Exercise: Filter the data below, keeping only lines that contain "player".

Data in this exercise section start

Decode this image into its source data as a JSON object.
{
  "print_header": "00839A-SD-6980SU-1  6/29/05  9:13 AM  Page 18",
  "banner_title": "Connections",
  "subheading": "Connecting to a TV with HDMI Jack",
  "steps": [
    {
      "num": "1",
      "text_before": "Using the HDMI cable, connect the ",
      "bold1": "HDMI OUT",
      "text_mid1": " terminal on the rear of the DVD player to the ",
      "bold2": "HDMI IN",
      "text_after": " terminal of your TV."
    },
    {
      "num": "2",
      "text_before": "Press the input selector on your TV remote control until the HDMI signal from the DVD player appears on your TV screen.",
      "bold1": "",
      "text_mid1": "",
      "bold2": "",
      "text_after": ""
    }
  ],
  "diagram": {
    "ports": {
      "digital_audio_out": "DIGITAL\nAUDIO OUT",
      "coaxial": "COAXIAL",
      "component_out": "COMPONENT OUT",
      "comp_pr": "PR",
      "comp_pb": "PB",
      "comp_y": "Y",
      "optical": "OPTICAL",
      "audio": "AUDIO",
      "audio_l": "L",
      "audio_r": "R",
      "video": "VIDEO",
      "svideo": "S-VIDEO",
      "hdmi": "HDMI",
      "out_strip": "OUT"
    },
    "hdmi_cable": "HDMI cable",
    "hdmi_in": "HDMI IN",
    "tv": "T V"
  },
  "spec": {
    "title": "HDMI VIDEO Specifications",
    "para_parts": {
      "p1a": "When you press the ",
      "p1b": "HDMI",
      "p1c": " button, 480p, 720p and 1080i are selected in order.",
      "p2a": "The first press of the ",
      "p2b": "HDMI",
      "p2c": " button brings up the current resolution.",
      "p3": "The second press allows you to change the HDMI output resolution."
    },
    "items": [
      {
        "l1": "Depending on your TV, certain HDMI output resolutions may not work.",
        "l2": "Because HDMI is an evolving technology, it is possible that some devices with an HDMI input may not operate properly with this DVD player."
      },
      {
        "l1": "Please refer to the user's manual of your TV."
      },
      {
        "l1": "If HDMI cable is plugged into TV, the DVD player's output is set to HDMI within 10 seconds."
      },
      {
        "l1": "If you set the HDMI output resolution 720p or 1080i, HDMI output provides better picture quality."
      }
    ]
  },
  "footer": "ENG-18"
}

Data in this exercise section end
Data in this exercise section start

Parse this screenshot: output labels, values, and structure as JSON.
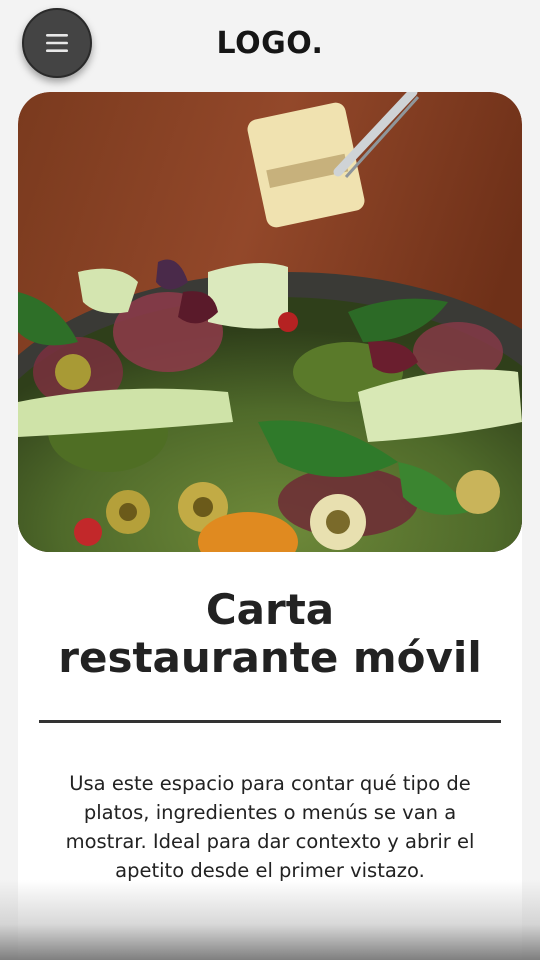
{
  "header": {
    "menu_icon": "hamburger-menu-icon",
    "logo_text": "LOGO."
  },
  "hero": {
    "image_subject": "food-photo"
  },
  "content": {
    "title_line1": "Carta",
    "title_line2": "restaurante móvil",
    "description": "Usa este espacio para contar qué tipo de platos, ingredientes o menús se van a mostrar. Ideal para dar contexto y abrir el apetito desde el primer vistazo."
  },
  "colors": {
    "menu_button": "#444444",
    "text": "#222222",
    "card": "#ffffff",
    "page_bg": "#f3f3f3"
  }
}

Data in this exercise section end

Solution:
      "text_mid1": " terminal on the rear of the DVD player to the ",
      "text_before": "Press the input selector on your TV remote control until the HDMI signal from the DVD player appears on your TV screen.",
        "l2": "Because HDMI is an evolving technology, it is possible that some devices with an HDMI input may not operate properly with this DVD player."
        "l1": "If HDMI cable is plugged into TV, the DVD player's output is set to HDMI within 10 seconds."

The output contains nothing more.